Records shown

▼

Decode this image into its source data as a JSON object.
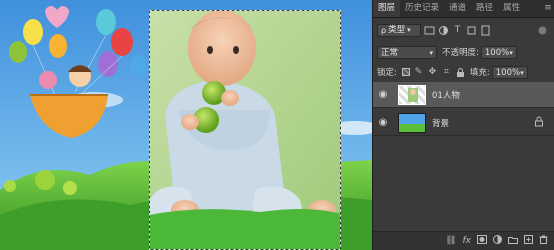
{
  "panel_tabs": [
    {
      "label": "图层",
      "active": true
    },
    {
      "label": "历史记录",
      "active": false
    },
    {
      "label": "通道",
      "active": false
    },
    {
      "label": "路径",
      "active": false
    },
    {
      "label": "属性",
      "active": false
    }
  ],
  "panel_menu_icon": "menu-icon",
  "filter": {
    "kind_label": "类型",
    "icons": [
      "image-filter-icon",
      "adjustment-filter-icon",
      "type-filter-icon",
      "shape-filter-icon",
      "smart-object-filter-icon"
    ]
  },
  "blend": {
    "mode": "正常",
    "opacity_label": "不透明度:",
    "opacity_value": "100%"
  },
  "lock": {
    "label": "锁定:",
    "icons": [
      "lock-transparent-icon",
      "lock-image-icon",
      "lock-position-icon",
      "lock-artboard-icon",
      "lock-all-icon"
    ],
    "fill_label": "填充:",
    "fill_value": "100%"
  },
  "layers": [
    {
      "name": "01人物",
      "visible": true,
      "selected": true,
      "locked": false
    },
    {
      "name": "背景",
      "visible": true,
      "selected": false,
      "locked": true
    }
  ],
  "bottom_icons": [
    "link-icon",
    "fx-icon",
    "mask-icon",
    "adjustment-icon",
    "group-icon",
    "new-layer-icon",
    "delete-icon"
  ],
  "bottom_labels": {
    "fx": "fx"
  },
  "colors": {
    "panel_bg": "#3a3a3a",
    "selected_layer": "#595959",
    "sky": "#5fa7e8",
    "grass": "#4cb83a"
  }
}
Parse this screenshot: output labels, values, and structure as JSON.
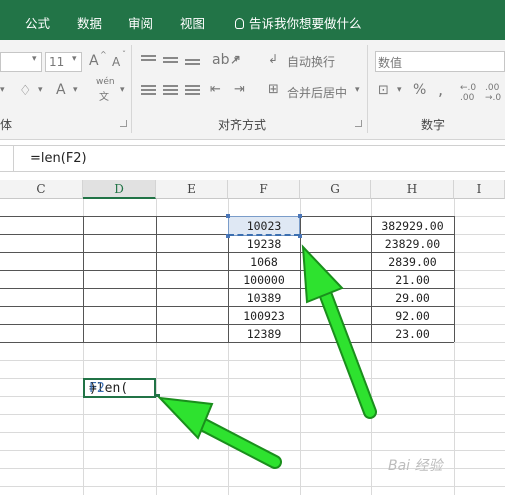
{
  "ribbon_tabs": [
    "公式",
    "数据",
    "审阅",
    "视图"
  ],
  "tell_me": "告诉我你想要做什么",
  "ribbon": {
    "font_size": "11",
    "grow_font": "A",
    "shrink_font": "A",
    "font_color": "A",
    "phonetic": "wén",
    "wrap_text": "自动换行",
    "merge_center": "合并后居中",
    "number_format": "数值",
    "percent": "%",
    "comma": ",",
    "increase_decimal": "←.0 .00",
    "decrease_decimal": ".00 →.0",
    "group_font_tail": "体",
    "group_alignment": "对齐方式",
    "group_number": "数字"
  },
  "formula_bar": {
    "formula": "=len(F2)"
  },
  "columns": [
    "C",
    "D",
    "E",
    "F",
    "G",
    "H",
    "I"
  ],
  "selected_column": "D",
  "col_f_values": [
    "10023",
    "19238",
    "1068",
    "100000",
    "10389",
    "100923",
    "12389"
  ],
  "col_h_values": [
    "382929.00",
    "23829.00",
    "2839.00",
    "21.00",
    "29.00",
    "92.00",
    "23.00"
  ],
  "editing_cell": {
    "prefix": "=len(",
    "ref": "F2",
    "suffix": ")"
  },
  "watermark": "Bai 经验",
  "colors": {
    "ribbon_green": "#227447",
    "arrow_green": "#26e22a",
    "select_blue": "#dfe8f4"
  }
}
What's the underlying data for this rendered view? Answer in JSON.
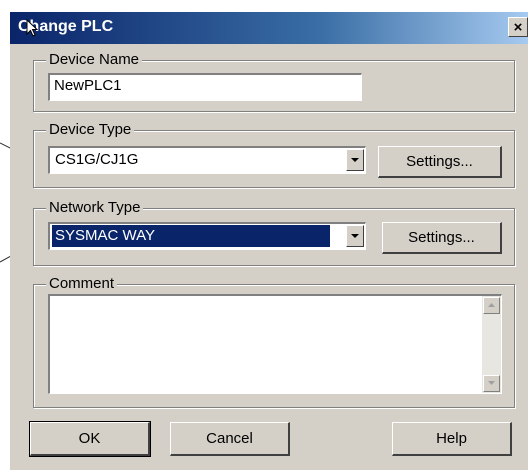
{
  "window": {
    "title": "Change PLC"
  },
  "device_name": {
    "legend": "Device Name",
    "value": "NewPLC1"
  },
  "device_type": {
    "legend": "Device Type",
    "value": "CS1G/CJ1G",
    "settings_label": "Settings..."
  },
  "network_type": {
    "legend": "Network Type",
    "value": "SYSMAC WAY",
    "settings_label": "Settings..."
  },
  "comment": {
    "legend": "Comment",
    "value": ""
  },
  "buttons": {
    "ok": "OK",
    "cancel": "Cancel",
    "help": "Help"
  },
  "icons": {
    "close": "close-icon",
    "cursor": "mouse-pointer-icon",
    "dropdown": "chevron-down-icon"
  },
  "colors": {
    "title_bar": "#0a246a",
    "selection": "#0a246a",
    "dialog_bg": "#d4d0c8"
  }
}
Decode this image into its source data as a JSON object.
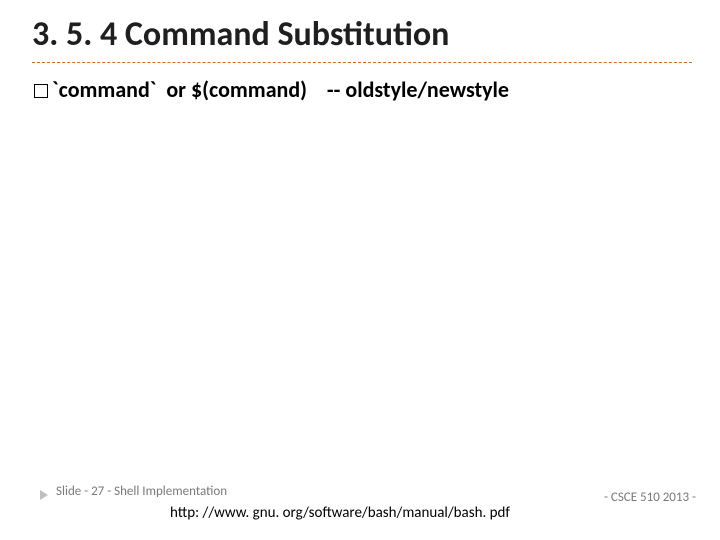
{
  "title": "3. 5. 4 Command Substitution",
  "body": {
    "line1_part1": "`command`",
    "line1_part2": "  or $(command)",
    "line1_part3": "    -- oldstyle/newstyle"
  },
  "footer": {
    "slide_label": "Slide - 27 -  Shell Implementation",
    "url": "http: //www. gnu. org/software/bash/manual/bash. pdf",
    "course": " - CSCE 510 2013 -"
  }
}
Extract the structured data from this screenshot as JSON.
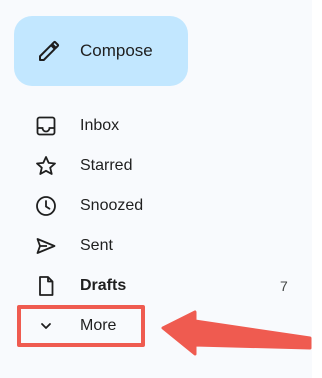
{
  "compose": {
    "label": "Compose",
    "icon": "pencil-icon"
  },
  "nav": {
    "items": [
      {
        "label": "Inbox",
        "icon": "inbox-icon",
        "bold": false,
        "count": ""
      },
      {
        "label": "Starred",
        "icon": "star-icon",
        "bold": false,
        "count": ""
      },
      {
        "label": "Snoozed",
        "icon": "clock-icon",
        "bold": false,
        "count": ""
      },
      {
        "label": "Sent",
        "icon": "send-icon",
        "bold": false,
        "count": ""
      },
      {
        "label": "Drafts",
        "icon": "draft-icon",
        "bold": true,
        "count": "7"
      },
      {
        "label": "More",
        "icon": "chevron-down-icon",
        "bold": false,
        "count": ""
      }
    ]
  },
  "annotation": {
    "color": "#ef5b50",
    "target": "More"
  },
  "colors": {
    "background": "#f8fafd",
    "compose_bg": "#c2e7ff",
    "text": "#1f1f1f"
  }
}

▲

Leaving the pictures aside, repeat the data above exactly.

Written response
Decode this image into its source data as a JSON object.
{
  "panel_tabs": [
    {
      "label": "图层",
      "active": true
    },
    {
      "label": "历史记录",
      "active": false
    },
    {
      "label": "通道",
      "active": false
    },
    {
      "label": "路径",
      "active": false
    },
    {
      "label": "属性",
      "active": false
    }
  ],
  "panel_menu_icon": "menu-icon",
  "filter": {
    "kind_label": "类型",
    "icons": [
      "image-filter-icon",
      "adjustment-filter-icon",
      "type-filter-icon",
      "shape-filter-icon",
      "smart-object-filter-icon"
    ]
  },
  "blend": {
    "mode": "正常",
    "opacity_label": "不透明度:",
    "opacity_value": "100%"
  },
  "lock": {
    "label": "锁定:",
    "icons": [
      "lock-transparent-icon",
      "lock-image-icon",
      "lock-position-icon",
      "lock-artboard-icon",
      "lock-all-icon"
    ],
    "fill_label": "填充:",
    "fill_value": "100%"
  },
  "layers": [
    {
      "name": "01人物",
      "visible": true,
      "selected": true,
      "locked": false
    },
    {
      "name": "背景",
      "visible": true,
      "selected": false,
      "locked": true
    }
  ],
  "bottom_icons": [
    "link-icon",
    "fx-icon",
    "mask-icon",
    "adjustment-icon",
    "group-icon",
    "new-layer-icon",
    "delete-icon"
  ],
  "bottom_labels": {
    "fx": "fx"
  },
  "colors": {
    "panel_bg": "#3a3a3a",
    "selected_layer": "#595959",
    "sky": "#5fa7e8",
    "grass": "#4cb83a"
  }
}
Parse this screenshot: output labels, values, and structure as JSON.
{
  "ribbon_tabs": [
    "公式",
    "数据",
    "审阅",
    "视图"
  ],
  "tell_me": "告诉我你想要做什么",
  "ribbon": {
    "font_size": "11",
    "grow_font": "A",
    "shrink_font": "A",
    "font_color": "A",
    "phonetic": "wén",
    "wrap_text": "自动换行",
    "merge_center": "合并后居中",
    "number_format": "数值",
    "percent": "%",
    "comma": ",",
    "increase_decimal": "←.0 .00",
    "decrease_decimal": ".00 →.0",
    "group_font_tail": "体",
    "group_alignment": "对齐方式",
    "group_number": "数字"
  },
  "formula_bar": {
    "formula": "=len(F2)"
  },
  "columns": [
    "C",
    "D",
    "E",
    "F",
    "G",
    "H",
    "I"
  ],
  "selected_column": "D",
  "col_f_values": [
    "10023",
    "19238",
    "1068",
    "100000",
    "10389",
    "100923",
    "12389"
  ],
  "col_h_values": [
    "382929.00",
    "23829.00",
    "2839.00",
    "21.00",
    "29.00",
    "92.00",
    "23.00"
  ],
  "editing_cell": {
    "prefix": "=len(",
    "ref": "F2",
    "suffix": ")"
  },
  "watermark": "Bai 经验",
  "colors": {
    "ribbon_green": "#227447",
    "arrow_green": "#26e22a",
    "select_blue": "#dfe8f4"
  }
}
What's the underlying data for this rendered view? Answer in JSON.
{
  "window": {
    "title": "Change PLC"
  },
  "device_name": {
    "legend": "Device Name",
    "value": "NewPLC1"
  },
  "device_type": {
    "legend": "Device Type",
    "value": "CS1G/CJ1G",
    "settings_label": "Settings..."
  },
  "network_type": {
    "legend": "Network Type",
    "value": "SYSMAC WAY",
    "settings_label": "Settings..."
  },
  "comment": {
    "legend": "Comment",
    "value": ""
  },
  "buttons": {
    "ok": "OK",
    "cancel": "Cancel",
    "help": "Help"
  },
  "icons": {
    "close": "close-icon",
    "cursor": "mouse-pointer-icon",
    "dropdown": "chevron-down-icon"
  },
  "colors": {
    "title_bar": "#0a246a",
    "selection": "#0a246a",
    "dialog_bg": "#d4d0c8"
  }
}
Decode this image into its source data as a JSON object.
{
  "title": "3. 5. 4 Command Substitution",
  "body": {
    "line1_part1": "`command`",
    "line1_part2": "  or $(command)",
    "line1_part3": "    -- oldstyle/newstyle"
  },
  "footer": {
    "slide_label": "Slide - 27 -  Shell Implementation",
    "url": "http: //www. gnu. org/software/bash/manual/bash. pdf",
    "course": " - CSCE 510 2013 -"
  }
}
Extract the structured data from this screenshot as JSON.
{
  "compose": {
    "label": "Compose",
    "icon": "pencil-icon"
  },
  "nav": {
    "items": [
      {
        "label": "Inbox",
        "icon": "inbox-icon",
        "bold": false,
        "count": ""
      },
      {
        "label": "Starred",
        "icon": "star-icon",
        "bold": false,
        "count": ""
      },
      {
        "label": "Snoozed",
        "icon": "clock-icon",
        "bold": false,
        "count": ""
      },
      {
        "label": "Sent",
        "icon": "send-icon",
        "bold": false,
        "count": ""
      },
      {
        "label": "Drafts",
        "icon": "draft-icon",
        "bold": true,
        "count": "7"
      },
      {
        "label": "More",
        "icon": "chevron-down-icon",
        "bold": false,
        "count": ""
      }
    ]
  },
  "annotation": {
    "color": "#ef5b50",
    "target": "More"
  },
  "colors": {
    "background": "#f8fafd",
    "compose_bg": "#c2e7ff",
    "text": "#1f1f1f"
  }
}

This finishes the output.